While the rule behind the overlap of the six pointed petals looked difficult to discern at first, through study of the precedent drawings it became clear. One of the petals (near top left) was the highest, and the rest were lowered in increments, rippling out from the first petal, to ensure that no panel was touching another of the same height. The same process was followed with the three point petals; the highest point was found, and each panel adjusted in relation to that point.
A challenge was presented when it came to matching the height of the poles to the different heights of the petals. While the varying heights was displayed in the provided elevation at 1:250 scale, how tall each pole went was difficult to discern as many of the poles overlapped. However, through analysis of the floor plan, roof plan and elevation together, it could be determined which of the petals overlapped others, and the poles were extended to match these heights

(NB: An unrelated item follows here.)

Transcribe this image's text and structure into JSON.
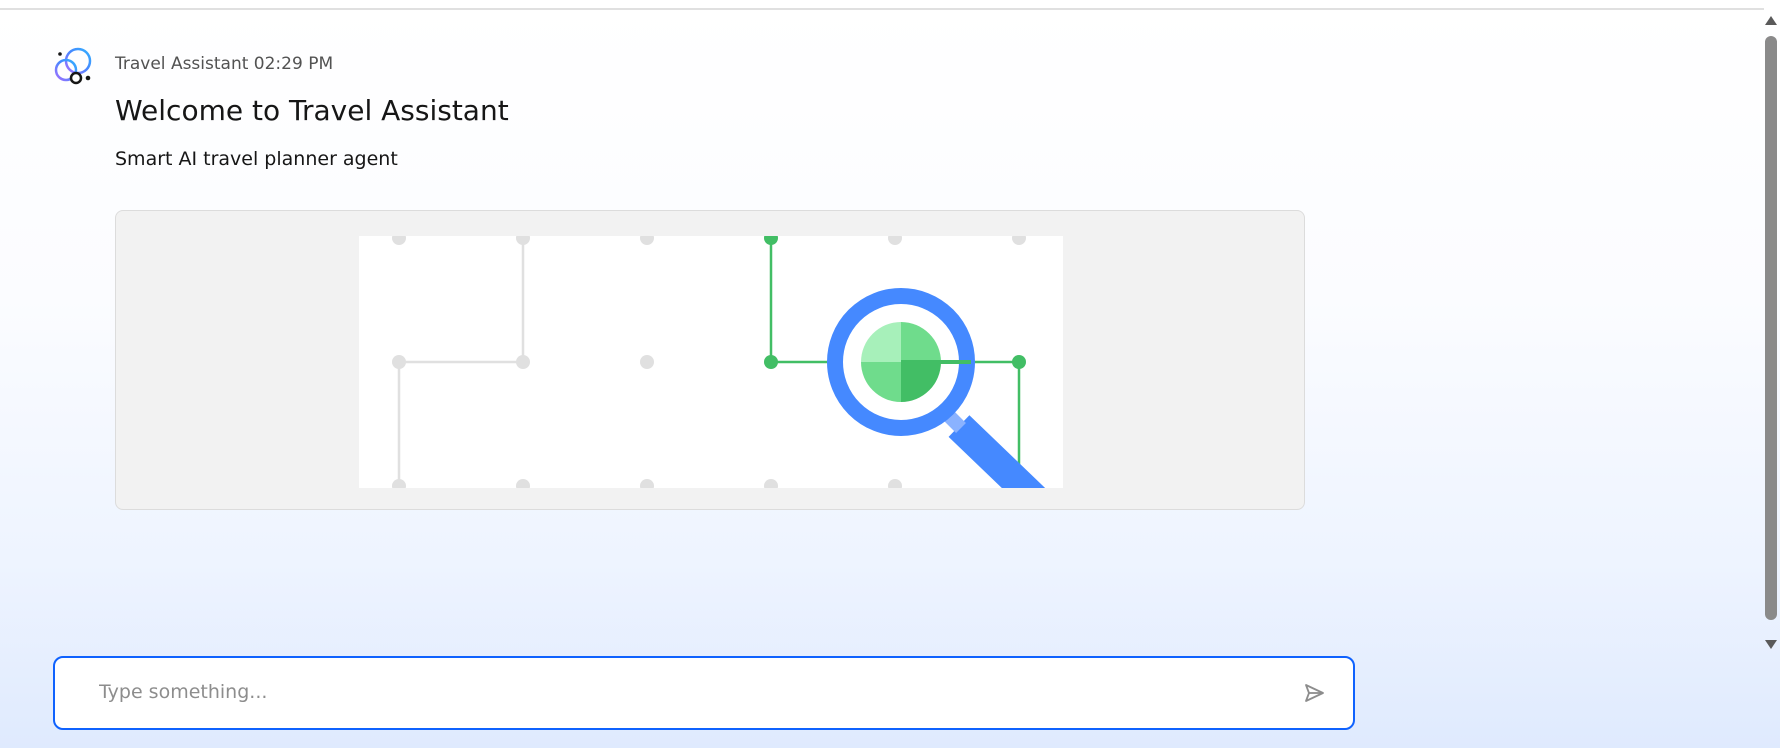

Many of the precedent images provided and found online were taken on an angle or from a different side to that which was presented in elevation. This posed a problem when it came to the placement of each pole, when it became clear that some petals shared poles with other petals, and some did not. However, looking at the positioning of the poles from the plan view presented a clear pattern for each line, and this could be mapped out to ensure each pole was positioned evenly and was consistent with the elevation.
The Make2D of my full model was initially done without maintaining the source layers, as Rhino had trouble processing some of the uncapped surfaces and curves of my model. This made it very difficult to edit the modelâ€™s line work in illustrator, as it would be very time consuming to change each of the floorboard weights to a thinner line. Consequently, I had to edit my model to adjust surfaces to polysurfaces and remove unnecessary curves from the model to make it possible for Rhino to process the Make2d command while maintaining source layers.
My first trial diagram was to display the thresholds within the MPavillion. My idea was to show the permeability of the transparent glass petals by removing it from the structure, and the structure from the floor. However, the structure sections, the middle third looks too busy, making it hard to differentiate between elements.
The second trial diagram was to illustrate the circulation of the model. the first plane was a simple four pointed shape, which insinuated that there were only four main points of entry to the structure. In reality, the MPavilions circulation is quite versatile, and a more complex shape was required. The three sections needed to be placed further apart to show a clear differentiation between elements.
Digital Design - 2018
Published on Mar 11, 2018